Authorities believe the scheme grossed $200 million from 1997 to 2001. Roslynn R. Mauskopf, the U.S. attorney in Brooklyn, called the enterprise one of the largest consumer frauds in American history. Last year, several of the same men were charged with running an Internet pornography scam similar in design and scale.
Brooklyn is a long way from Belton, where Kenneth Matzdorff is considered an upstanding citizen. "He's a super guy. He's a real asset to our community," Mayor Lewis says. Matzdorff is a successful businessman -- not one who has to cheat, Lewis says.
"As far as I'm concerned, I'd trust him with the keys to my house, my wife and my cat," Lewis says.
The Missouri Public Service Commission heard similar statements at the April presentation. England, Matzdorff's attorney, described a twenty-year veteran of the trade who first worked for a phone company while he was an Iowa State University student. Matzdorff serves today on the board of a Missouri telecommunications trade group. "Word gets around if you're not a person that plays by the rules," England tells the Pitch. "Ken wouldn't have lasted nearly as long as he has if he wasn't someone who did play by the rules."
CassTel is a respected company. An auditor told the commission that CassTel had spent a great deal of money upgrading its technology. Mayor Lewis says phone service in the area used to be terrible; a call from Peculiar to Raymore once drew a long-distance charge. "I think we now have one of the finest phone systems in the state of Missouri," Lewis tells the Pitch.
But the indictment charges that the system is owned by the mob.
CassTel is held by an entity called Local Exchange Company. Matzdorff told the Public Service Commission that he founded the holding company after a bank told him about an opportunity to buy the phone service. Matzdorff said that 46 investors joined him, some of them acquaintances, others referred by people he trusted.
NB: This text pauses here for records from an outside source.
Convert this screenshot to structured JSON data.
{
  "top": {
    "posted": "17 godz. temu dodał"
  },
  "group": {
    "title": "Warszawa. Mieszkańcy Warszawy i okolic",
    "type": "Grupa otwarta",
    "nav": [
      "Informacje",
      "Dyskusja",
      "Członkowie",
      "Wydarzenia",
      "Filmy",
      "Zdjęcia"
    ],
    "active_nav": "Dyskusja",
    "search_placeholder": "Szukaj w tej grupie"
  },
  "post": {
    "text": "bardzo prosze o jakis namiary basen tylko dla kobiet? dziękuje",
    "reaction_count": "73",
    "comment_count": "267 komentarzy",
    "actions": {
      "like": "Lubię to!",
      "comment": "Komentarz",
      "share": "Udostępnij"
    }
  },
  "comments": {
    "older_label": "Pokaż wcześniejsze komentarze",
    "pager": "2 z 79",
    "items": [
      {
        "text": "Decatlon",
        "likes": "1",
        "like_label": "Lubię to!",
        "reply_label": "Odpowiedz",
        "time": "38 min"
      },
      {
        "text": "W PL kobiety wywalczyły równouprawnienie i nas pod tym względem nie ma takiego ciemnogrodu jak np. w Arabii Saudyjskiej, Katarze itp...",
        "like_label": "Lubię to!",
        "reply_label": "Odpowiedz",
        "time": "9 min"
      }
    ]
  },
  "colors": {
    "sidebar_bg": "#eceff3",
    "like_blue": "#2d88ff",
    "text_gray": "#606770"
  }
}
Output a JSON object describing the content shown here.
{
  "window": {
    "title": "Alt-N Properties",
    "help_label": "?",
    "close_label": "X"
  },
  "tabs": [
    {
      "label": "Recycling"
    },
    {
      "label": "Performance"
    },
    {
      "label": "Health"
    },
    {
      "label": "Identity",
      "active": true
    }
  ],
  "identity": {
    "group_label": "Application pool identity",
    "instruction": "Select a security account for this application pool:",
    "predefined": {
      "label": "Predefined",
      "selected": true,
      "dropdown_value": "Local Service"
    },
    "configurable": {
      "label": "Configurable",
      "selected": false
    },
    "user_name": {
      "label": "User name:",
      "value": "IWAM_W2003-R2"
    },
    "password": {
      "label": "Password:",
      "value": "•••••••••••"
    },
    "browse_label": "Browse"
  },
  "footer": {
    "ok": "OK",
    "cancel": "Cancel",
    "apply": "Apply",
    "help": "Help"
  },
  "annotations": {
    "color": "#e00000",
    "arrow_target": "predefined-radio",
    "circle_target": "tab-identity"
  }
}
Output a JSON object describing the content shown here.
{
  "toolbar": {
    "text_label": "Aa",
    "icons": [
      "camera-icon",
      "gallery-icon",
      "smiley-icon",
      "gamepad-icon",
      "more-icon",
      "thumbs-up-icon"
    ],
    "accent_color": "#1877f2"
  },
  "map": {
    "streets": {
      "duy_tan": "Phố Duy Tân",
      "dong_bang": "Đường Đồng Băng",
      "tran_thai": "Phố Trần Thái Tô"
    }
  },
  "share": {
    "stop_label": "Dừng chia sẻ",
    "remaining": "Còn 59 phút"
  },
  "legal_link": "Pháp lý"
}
As for specifics, Matzdorff was not forthcoming. "I'm hesitant to name names," he said. (Matzdorff did not return the Pitch's calls.)
The indictment alleges that Local Exchange Company is owned in part by five of the defendants, including Martino, Chanes and Salvatore LoCascio, who is identified as a Gambino family captain. (LoCascio's father, Frank, was convicted on racketeering charges alongside Gotti in 1992.)